● **What to work on**: Output the complete listing exactly, please, and keep the pictures out of it.

● **Data shown**:
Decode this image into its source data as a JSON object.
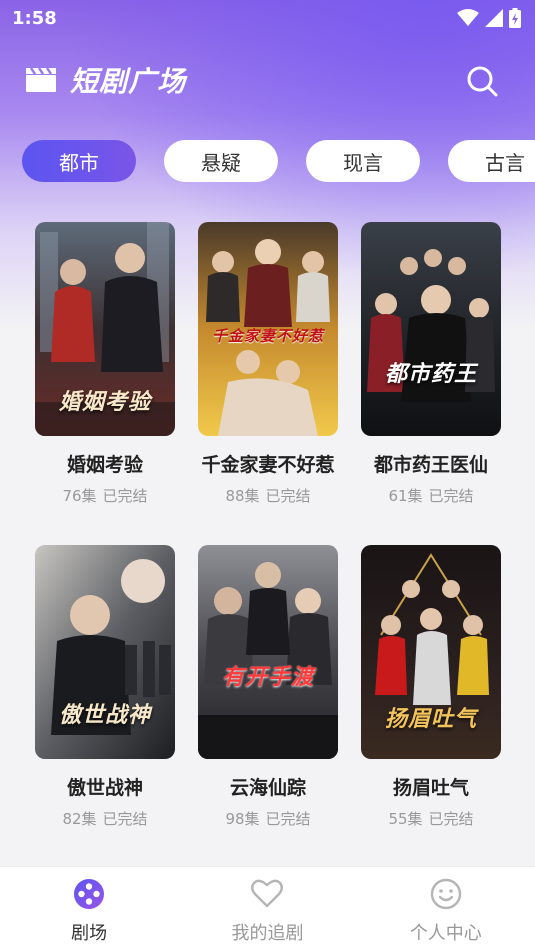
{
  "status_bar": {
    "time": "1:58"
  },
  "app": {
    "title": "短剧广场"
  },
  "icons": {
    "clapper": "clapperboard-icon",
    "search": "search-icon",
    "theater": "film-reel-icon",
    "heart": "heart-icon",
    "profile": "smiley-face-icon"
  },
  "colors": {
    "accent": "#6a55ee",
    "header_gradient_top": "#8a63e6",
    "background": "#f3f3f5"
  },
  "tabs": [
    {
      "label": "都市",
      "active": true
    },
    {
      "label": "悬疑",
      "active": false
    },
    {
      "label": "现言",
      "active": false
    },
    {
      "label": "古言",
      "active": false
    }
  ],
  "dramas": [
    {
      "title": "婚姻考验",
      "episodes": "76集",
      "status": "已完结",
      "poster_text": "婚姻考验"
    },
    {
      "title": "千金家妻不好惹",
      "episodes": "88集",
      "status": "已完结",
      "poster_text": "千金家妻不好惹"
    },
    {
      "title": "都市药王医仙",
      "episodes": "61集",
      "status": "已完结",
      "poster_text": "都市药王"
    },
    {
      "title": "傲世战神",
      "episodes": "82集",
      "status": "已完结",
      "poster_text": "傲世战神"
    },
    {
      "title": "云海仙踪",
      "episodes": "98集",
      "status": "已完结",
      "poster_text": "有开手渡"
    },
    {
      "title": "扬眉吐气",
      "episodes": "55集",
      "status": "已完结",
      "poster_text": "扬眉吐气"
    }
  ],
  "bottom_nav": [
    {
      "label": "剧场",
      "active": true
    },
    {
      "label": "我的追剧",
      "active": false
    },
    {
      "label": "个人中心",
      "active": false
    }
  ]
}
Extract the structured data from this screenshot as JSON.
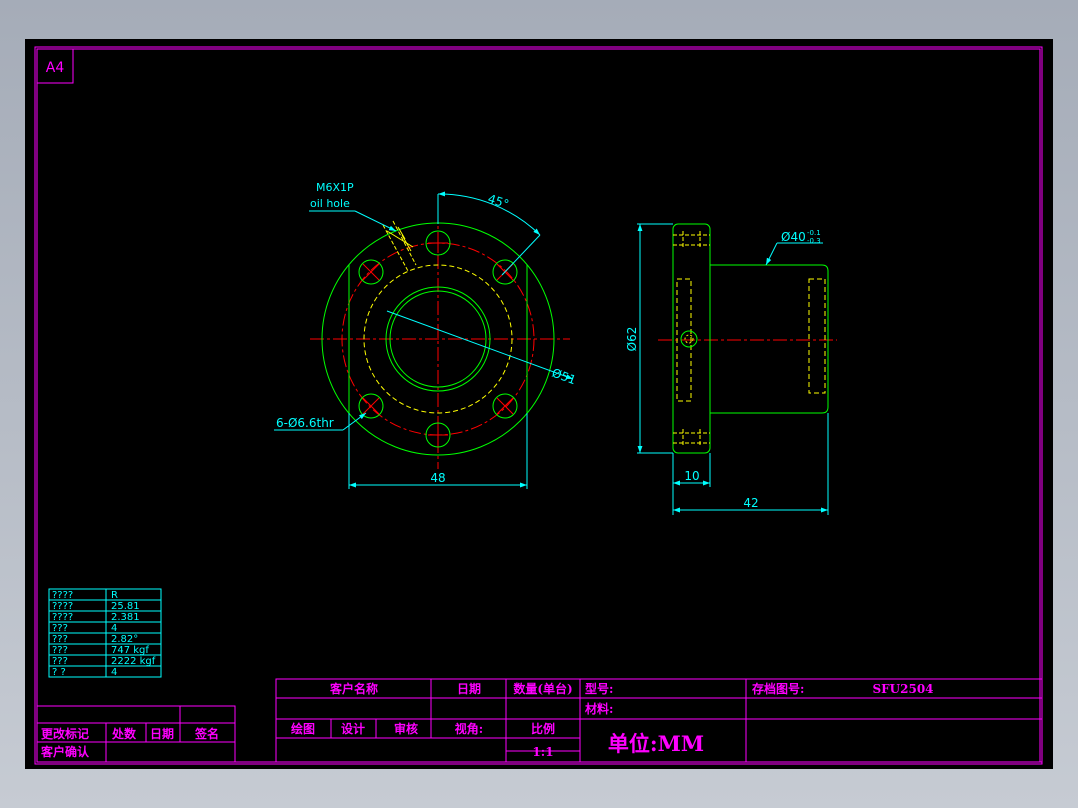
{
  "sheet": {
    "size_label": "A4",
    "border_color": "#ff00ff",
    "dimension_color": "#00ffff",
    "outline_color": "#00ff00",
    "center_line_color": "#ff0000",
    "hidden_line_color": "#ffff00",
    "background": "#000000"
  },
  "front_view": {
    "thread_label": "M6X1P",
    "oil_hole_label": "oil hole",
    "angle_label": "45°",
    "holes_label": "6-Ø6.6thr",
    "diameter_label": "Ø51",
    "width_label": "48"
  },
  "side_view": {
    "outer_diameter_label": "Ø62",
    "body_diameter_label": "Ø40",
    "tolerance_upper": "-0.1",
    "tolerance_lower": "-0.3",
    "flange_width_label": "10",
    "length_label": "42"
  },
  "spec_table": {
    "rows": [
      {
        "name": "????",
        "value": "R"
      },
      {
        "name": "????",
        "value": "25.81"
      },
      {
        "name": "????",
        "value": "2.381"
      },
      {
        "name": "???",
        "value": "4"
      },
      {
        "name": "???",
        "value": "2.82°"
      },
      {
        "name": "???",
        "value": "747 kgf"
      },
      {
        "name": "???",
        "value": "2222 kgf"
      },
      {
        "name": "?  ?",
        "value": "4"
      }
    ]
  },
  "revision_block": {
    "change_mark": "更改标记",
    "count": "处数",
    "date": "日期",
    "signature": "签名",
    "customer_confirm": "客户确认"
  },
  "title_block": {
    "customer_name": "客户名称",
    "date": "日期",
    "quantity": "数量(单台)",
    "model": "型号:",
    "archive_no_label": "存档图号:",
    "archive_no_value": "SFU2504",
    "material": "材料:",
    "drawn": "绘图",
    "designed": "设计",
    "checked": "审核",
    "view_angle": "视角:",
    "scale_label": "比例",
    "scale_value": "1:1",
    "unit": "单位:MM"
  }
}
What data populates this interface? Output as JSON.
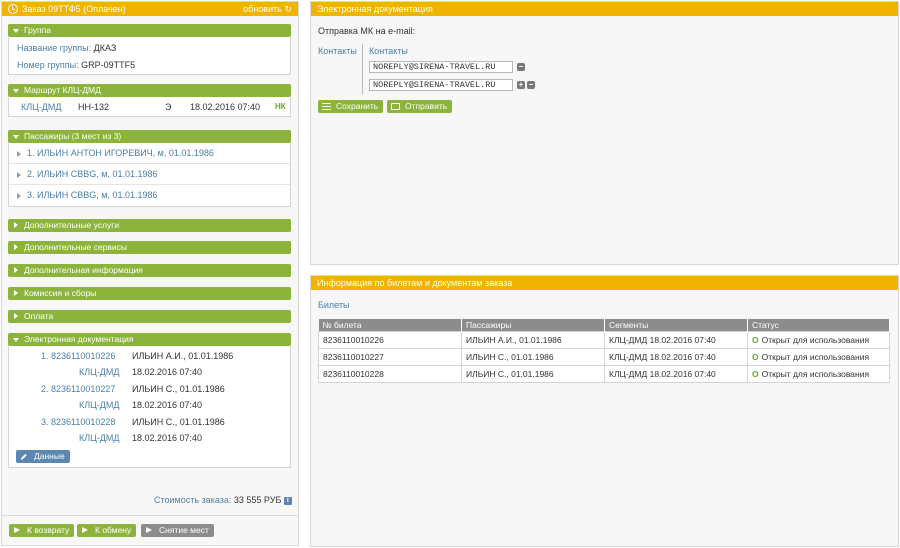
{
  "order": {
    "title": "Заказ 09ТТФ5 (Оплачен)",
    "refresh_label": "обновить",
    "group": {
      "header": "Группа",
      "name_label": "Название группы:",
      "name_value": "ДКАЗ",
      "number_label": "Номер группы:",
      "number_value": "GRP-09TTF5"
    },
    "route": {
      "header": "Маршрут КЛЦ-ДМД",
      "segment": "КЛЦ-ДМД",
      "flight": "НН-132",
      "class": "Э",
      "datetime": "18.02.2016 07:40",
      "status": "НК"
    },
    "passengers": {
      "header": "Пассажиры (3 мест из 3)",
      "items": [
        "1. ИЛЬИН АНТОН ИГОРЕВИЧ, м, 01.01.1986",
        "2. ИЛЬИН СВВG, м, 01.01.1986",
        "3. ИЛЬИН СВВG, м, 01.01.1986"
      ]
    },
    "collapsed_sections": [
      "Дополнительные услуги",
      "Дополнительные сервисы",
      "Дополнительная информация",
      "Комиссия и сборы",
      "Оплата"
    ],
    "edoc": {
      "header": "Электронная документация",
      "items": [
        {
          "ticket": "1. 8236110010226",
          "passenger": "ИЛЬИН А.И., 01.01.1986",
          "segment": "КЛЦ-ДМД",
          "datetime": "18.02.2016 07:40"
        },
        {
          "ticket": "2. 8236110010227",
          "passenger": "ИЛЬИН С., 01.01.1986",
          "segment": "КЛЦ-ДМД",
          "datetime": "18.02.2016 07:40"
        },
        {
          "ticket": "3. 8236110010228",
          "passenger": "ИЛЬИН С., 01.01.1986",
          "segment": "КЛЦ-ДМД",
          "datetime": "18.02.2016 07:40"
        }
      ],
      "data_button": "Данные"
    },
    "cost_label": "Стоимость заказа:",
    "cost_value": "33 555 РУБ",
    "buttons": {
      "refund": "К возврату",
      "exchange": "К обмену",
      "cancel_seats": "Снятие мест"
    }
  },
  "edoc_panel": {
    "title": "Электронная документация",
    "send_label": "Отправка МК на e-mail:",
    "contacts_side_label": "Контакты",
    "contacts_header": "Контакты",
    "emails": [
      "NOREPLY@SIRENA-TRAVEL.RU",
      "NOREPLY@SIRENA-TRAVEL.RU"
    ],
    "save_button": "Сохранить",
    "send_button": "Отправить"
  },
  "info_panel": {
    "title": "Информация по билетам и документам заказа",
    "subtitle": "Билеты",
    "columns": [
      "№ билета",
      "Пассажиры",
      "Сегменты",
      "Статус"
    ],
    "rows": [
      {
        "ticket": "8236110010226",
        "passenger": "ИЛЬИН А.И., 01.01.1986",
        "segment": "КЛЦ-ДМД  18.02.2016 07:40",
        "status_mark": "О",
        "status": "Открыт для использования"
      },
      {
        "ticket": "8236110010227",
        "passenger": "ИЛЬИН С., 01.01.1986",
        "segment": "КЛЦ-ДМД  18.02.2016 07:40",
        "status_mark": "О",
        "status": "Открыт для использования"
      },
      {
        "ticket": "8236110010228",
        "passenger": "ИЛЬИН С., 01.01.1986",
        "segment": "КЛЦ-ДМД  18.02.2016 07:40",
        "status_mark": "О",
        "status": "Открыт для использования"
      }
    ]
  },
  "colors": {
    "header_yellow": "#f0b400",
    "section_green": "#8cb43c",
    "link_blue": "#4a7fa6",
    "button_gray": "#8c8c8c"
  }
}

● **Answer to this exercise**:
Decode this image into its source data as a JSON object.
{
  "status_bar": {
    "time": "1:58"
  },
  "app": {
    "title": "短剧广场"
  },
  "icons": {
    "clapper": "clapperboard-icon",
    "search": "search-icon",
    "theater": "film-reel-icon",
    "heart": "heart-icon",
    "profile": "smiley-face-icon"
  },
  "colors": {
    "accent": "#6a55ee",
    "header_gradient_top": "#8a63e6",
    "background": "#f3f3f5"
  },
  "tabs": [
    {
      "label": "都市",
      "active": true
    },
    {
      "label": "悬疑",
      "active": false
    },
    {
      "label": "现言",
      "active": false
    },
    {
      "label": "古言",
      "active": false
    }
  ],
  "dramas": [
    {
      "title": "婚姻考验",
      "episodes": "76集",
      "status": "已完结",
      "poster_text": "婚姻考验"
    },
    {
      "title": "千金家妻不好惹",
      "episodes": "88集",
      "status": "已完结",
      "poster_text": "千金家妻不好惹"
    },
    {
      "title": "都市药王医仙",
      "episodes": "61集",
      "status": "已完结",
      "poster_text": "都市药王"
    },
    {
      "title": "傲世战神",
      "episodes": "82集",
      "status": "已完结",
      "poster_text": "傲世战神"
    },
    {
      "title": "云海仙踪",
      "episodes": "98集",
      "status": "已完结",
      "poster_text": "有开手渡"
    },
    {
      "title": "扬眉吐气",
      "episodes": "55集",
      "status": "已完结",
      "poster_text": "扬眉吐气"
    }
  ],
  "bottom_nav": [
    {
      "label": "剧场",
      "active": true
    },
    {
      "label": "我的追剧",
      "active": false
    },
    {
      "label": "个人中心",
      "active": false
    }
  ]
}
Extract the structured data from this screenshot as JSON.
{
  "sheet": {
    "size_label": "A4",
    "border_color": "#ff00ff",
    "dimension_color": "#00ffff",
    "outline_color": "#00ff00",
    "center_line_color": "#ff0000",
    "hidden_line_color": "#ffff00",
    "background": "#000000"
  },
  "front_view": {
    "thread_label": "M6X1P",
    "oil_hole_label": "oil hole",
    "angle_label": "45°",
    "holes_label": "6-Ø6.6thr",
    "diameter_label": "Ø51",
    "width_label": "48"
  },
  "side_view": {
    "outer_diameter_label": "Ø62",
    "body_diameter_label": "Ø40",
    "tolerance_upper": "-0.1",
    "tolerance_lower": "-0.3",
    "flange_width_label": "10",
    "length_label": "42"
  },
  "spec_table": {
    "rows": [
      {
        "name": "????",
        "value": "R"
      },
      {
        "name": "????",
        "value": "25.81"
      },
      {
        "name": "????",
        "value": "2.381"
      },
      {
        "name": "???",
        "value": "4"
      },
      {
        "name": "???",
        "value": "2.82°"
      },
      {
        "name": "???",
        "value": "747 kgf"
      },
      {
        "name": "???",
        "value": "2222 kgf"
      },
      {
        "name": "?  ?",
        "value": "4"
      }
    ]
  },
  "revision_block": {
    "change_mark": "更改标记",
    "count": "处数",
    "date": "日期",
    "signature": "签名",
    "customer_confirm": "客户确认"
  },
  "title_block": {
    "customer_name": "客户名称",
    "date": "日期",
    "quantity": "数量(单台)",
    "model": "型号:",
    "archive_no_label": "存档图号:",
    "archive_no_value": "SFU2504",
    "material": "材料:",
    "drawn": "绘图",
    "designed": "设计",
    "checked": "审核",
    "view_angle": "视角:",
    "scale_label": "比例",
    "scale_value": "1:1",
    "unit": "单位:MM"
  }
}
What data populates this interface? Output as JSON.
{
  "order": {
    "title": "Заказ 09ТТФ5 (Оплачен)",
    "refresh_label": "обновить",
    "group": {
      "header": "Группа",
      "name_label": "Название группы:",
      "name_value": "ДКАЗ",
      "number_label": "Номер группы:",
      "number_value": "GRP-09TTF5"
    },
    "route": {
      "header": "Маршрут КЛЦ-ДМД",
      "segment": "КЛЦ-ДМД",
      "flight": "НН-132",
      "class": "Э",
      "datetime": "18.02.2016 07:40",
      "status": "НК"
    },
    "passengers": {
      "header": "Пассажиры (3 мест из 3)",
      "items": [
        "1. ИЛЬИН АНТОН ИГОРЕВИЧ, м, 01.01.1986",
        "2. ИЛЬИН СВВG, м, 01.01.1986",
        "3. ИЛЬИН СВВG, м, 01.01.1986"
      ]
    },
    "collapsed_sections": [
      "Дополнительные услуги",
      "Дополнительные сервисы",
      "Дополнительная информация",
      "Комиссия и сборы",
      "Оплата"
    ],
    "edoc": {
      "header": "Электронная документация",
      "items": [
        {
          "ticket": "1. 8236110010226",
          "passenger": "ИЛЬИН А.И., 01.01.1986",
          "segment": "КЛЦ-ДМД",
          "datetime": "18.02.2016 07:40"
        },
        {
          "ticket": "2. 8236110010227",
          "passenger": "ИЛЬИН С., 01.01.1986",
          "segment": "КЛЦ-ДМД",
          "datetime": "18.02.2016 07:40"
        },
        {
          "ticket": "3. 8236110010228",
          "passenger": "ИЛЬИН С., 01.01.1986",
          "segment": "КЛЦ-ДМД",
          "datetime": "18.02.2016 07:40"
        }
      ],
      "data_button": "Данные"
    },
    "cost_label": "Стоимость заказа:",
    "cost_value": "33 555 РУБ",
    "buttons": {
      "refund": "К возврату",
      "exchange": "К обмену",
      "cancel_seats": "Снятие мест"
    }
  },
  "edoc_panel": {
    "title": "Электронная документация",
    "send_label": "Отправка МК на e-mail:",
    "contacts_side_label": "Контакты",
    "contacts_header": "Контакты",
    "emails": [
      "NOREPLY@SIRENA-TRAVEL.RU",
      "NOREPLY@SIRENA-TRAVEL.RU"
    ],
    "save_button": "Сохранить",
    "send_button": "Отправить"
  },
  "info_panel": {
    "title": "Информация по билетам и документам заказа",
    "subtitle": "Билеты",
    "columns": [
      "№ билета",
      "Пассажиры",
      "Сегменты",
      "Статус"
    ],
    "rows": [
      {
        "ticket": "8236110010226",
        "passenger": "ИЛЬИН А.И., 01.01.1986",
        "segment": "КЛЦ-ДМД  18.02.2016 07:40",
        "status_mark": "О",
        "status": "Открыт для использования"
      },
      {
        "ticket": "8236110010227",
        "passenger": "ИЛЬИН С., 01.01.1986",
        "segment": "КЛЦ-ДМД  18.02.2016 07:40",
        "status_mark": "О",
        "status": "Открыт для использования"
      },
      {
        "ticket": "8236110010228",
        "passenger": "ИЛЬИН С., 01.01.1986",
        "segment": "КЛЦ-ДМД  18.02.2016 07:40",
        "status_mark": "О",
        "status": "Открыт для использования"
      }
    ]
  },
  "colors": {
    "header_yellow": "#f0b400",
    "section_green": "#8cb43c",
    "link_blue": "#4a7fa6",
    "button_gray": "#8c8c8c"
  }
}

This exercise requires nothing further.